The sternly-worded statement by the South-west governors on Magodo is ok but not enough. The Magodo incident bears clear testimony that we still run a unitary system inherited from the military. Little wonder the military were responsible for the Magodo mess, but since 1999, four successive civilian administrations in the state, including Sanwo-Olu’s, should have straightened out things and died the matter. From reports, Lagos State government officials were tardy, greedy, corrupt, irresponsible – even complicit – in the way they handled the matter over many decades; they slept over their right and deliberately or inadvertently gifted the so-called “Omo Oniles”, whose claim to Magodo is described by some as preposterous, if not dubious, the upper hand. But now that the chickens have come home to roost for LASG, no one in his right senses will say the so-called Magodo land owners did not explore the whole gamut of the law. And there could be other Magodos loading in other parts of the state! Oh, how I loathe the shenanigans of “omo oniles” not only in Lagos or Ife (Obafemi Awolowo University land-grabbers, for instance) but everywhere they rear their ugly heads!

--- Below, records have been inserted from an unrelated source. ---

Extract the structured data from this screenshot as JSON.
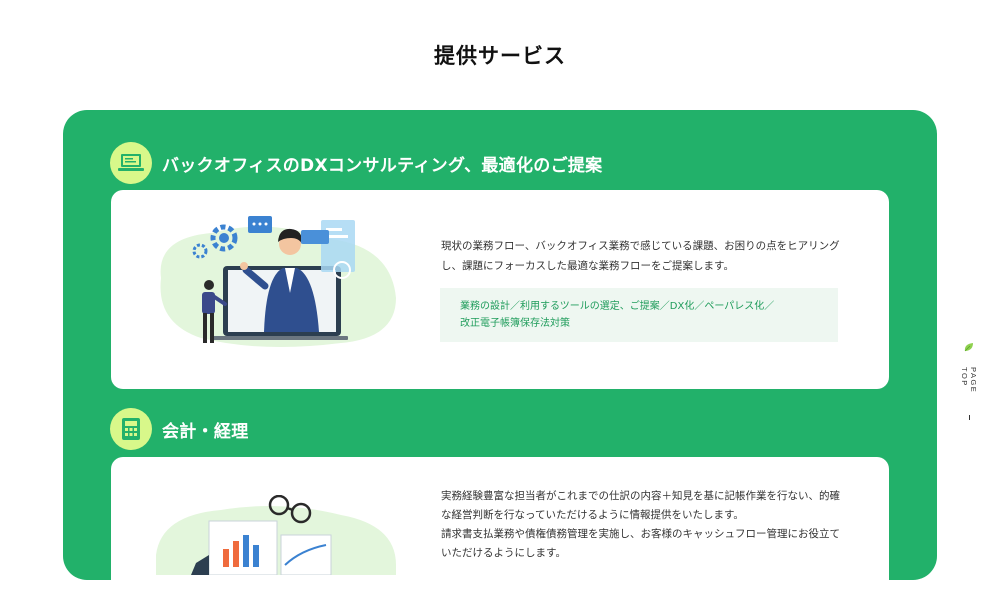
{
  "page": {
    "title": "提供サービス"
  },
  "sections": [
    {
      "icon": "laptop-icon",
      "title": "バックオフィスのDXコンサルティング、最適化のご提案",
      "description_lines": [
        "現状の業務フロー、バックオフィス業務で感じている課題、お困りの点をヒアリング",
        "し、課題にフォーカスした最適な業務フローをご提案します。"
      ],
      "tags_lines": [
        "業務の設計／利用するツールの選定、ご提案／DX化／ペーパレス化／",
        "改正電子帳簿保存法対策"
      ]
    },
    {
      "icon": "calculator-icon",
      "title": "会計・経理",
      "description_lines": [
        "実務経験豊富な担当者がこれまでの仕訳の内容＋知見を基に記帳作業を行ない、的確",
        "な経営判断を行なっていただけるように情報提供をいたします。",
        "請求書支払業務や債権債務管理を実施し、お客様のキャッシュフロー管理にお役立て",
        "いただけるようにします。"
      ]
    }
  ],
  "page_top": {
    "label": "PAGE TOP",
    "icon": "leaf-icon"
  },
  "colors": {
    "accent_green": "#22b16a",
    "icon_bg": "#d8f88a",
    "tag_text": "#1f9c5b",
    "tag_bg": "#eef7f1"
  }
}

While the public anger directed at the police officer talking back disrespectfully at Sanwo-Olu is justified, we must understand that this problem is systemic. The officer in question was just a man under authority, acting on the ubiquitous “order from above”. Between Sanwo-Olu and the officer’s “Oga at the top”, it is obvious who he would obey. The Magodo incident also clearly shows that our police force is far from being professional. Sadly, rather than professionalize it, our leaders exploit it, only to turn around to vilify it once they are out of power and are at the receiving end of the same outfit’s well-known shenanigans. To arrest this kind of embarrassment, we must restructure the country. State governors, legislators and others hitherto opposed to restructuring should begin to give the idea a second thought. A restructured Nigeria will dismantle the present system where State governors are the chief security officers of their states only in words and not indeed. In the specific case of Sanwo-Olu, the Magodo incident is an eye-opener that should help redefine his stance on the imperatives of the Southwest regional security outfit codenamed Amotekun.
*Former editor & chairman of the editorial board of The PUNCH newspapers, BOLAWOLE is a columnist with the Sunday Tribune (ON THE LORD’S DAY column) and the New Telegraph newspapers (TREASURES column every Wednesday). He is also a public affairs analyst on radio and television.